● Instructions to follow:
Because the material must be preserved as it stands, copy every line exactly.

╭─ Provided data

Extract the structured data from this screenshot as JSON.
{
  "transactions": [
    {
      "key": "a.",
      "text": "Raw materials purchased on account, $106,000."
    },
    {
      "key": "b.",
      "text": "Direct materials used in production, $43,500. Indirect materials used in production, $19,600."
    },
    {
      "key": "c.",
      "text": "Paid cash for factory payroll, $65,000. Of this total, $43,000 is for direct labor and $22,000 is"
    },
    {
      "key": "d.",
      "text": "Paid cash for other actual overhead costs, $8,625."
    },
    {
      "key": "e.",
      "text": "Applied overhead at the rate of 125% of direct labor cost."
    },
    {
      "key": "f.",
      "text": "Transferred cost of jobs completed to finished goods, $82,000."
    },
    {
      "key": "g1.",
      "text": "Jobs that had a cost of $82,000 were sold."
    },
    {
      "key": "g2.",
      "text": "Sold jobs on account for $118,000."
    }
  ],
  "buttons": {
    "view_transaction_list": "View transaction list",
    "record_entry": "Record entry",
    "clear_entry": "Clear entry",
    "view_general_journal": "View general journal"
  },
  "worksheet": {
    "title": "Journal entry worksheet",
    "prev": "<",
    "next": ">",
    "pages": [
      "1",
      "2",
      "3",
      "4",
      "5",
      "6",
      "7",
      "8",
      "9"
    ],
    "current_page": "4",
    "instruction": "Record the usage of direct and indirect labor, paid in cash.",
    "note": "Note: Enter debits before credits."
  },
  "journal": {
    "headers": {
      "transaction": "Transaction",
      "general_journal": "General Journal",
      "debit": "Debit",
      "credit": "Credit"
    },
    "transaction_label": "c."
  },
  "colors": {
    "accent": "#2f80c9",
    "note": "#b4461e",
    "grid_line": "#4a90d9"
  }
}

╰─

● The answer:
Extract the structured data from this screenshot as JSON.
{
  "transactions": [
    {
      "key": "a.",
      "text": "Raw materials purchased on account, $106,000."
    },
    {
      "key": "b.",
      "text": "Direct materials used in production, $43,500. Indirect materials used in production, $19,600."
    },
    {
      "key": "c.",
      "text": "Paid cash for factory payroll, $65,000. Of this total, $43,000 is for direct labor and $22,000 is"
    },
    {
      "key": "d.",
      "text": "Paid cash for other actual overhead costs, $8,625."
    },
    {
      "key": "e.",
      "text": "Applied overhead at the rate of 125% of direct labor cost."
    },
    {
      "key": "f.",
      "text": "Transferred cost of jobs completed to finished goods, $82,000."
    },
    {
      "key": "g1.",
      "text": "Jobs that had a cost of $82,000 were sold."
    },
    {
      "key": "g2.",
      "text": "Sold jobs on account for $118,000."
    }
  ],
  "buttons": {
    "view_transaction_list": "View transaction list",
    "record_entry": "Record entry",
    "clear_entry": "Clear entry",
    "view_general_journal": "View general journal"
  },
  "worksheet": {
    "title": "Journal entry worksheet",
    "prev": "<",
    "next": ">",
    "pages": [
      "1",
      "2",
      "3",
      "4",
      "5",
      "6",
      "7",
      "8",
      "9"
    ],
    "current_page": "4",
    "instruction": "Record the usage of direct and indirect labor, paid in cash.",
    "note": "Note: Enter debits before credits."
  },
  "journal": {
    "headers": {
      "transaction": "Transaction",
      "general_journal": "General Journal",
      "debit": "Debit",
      "credit": "Credit"
    },
    "transaction_label": "c."
  },
  "colors": {
    "accent": "#2f80c9",
    "note": "#b4461e",
    "grid_line": "#4a90d9"
  }
}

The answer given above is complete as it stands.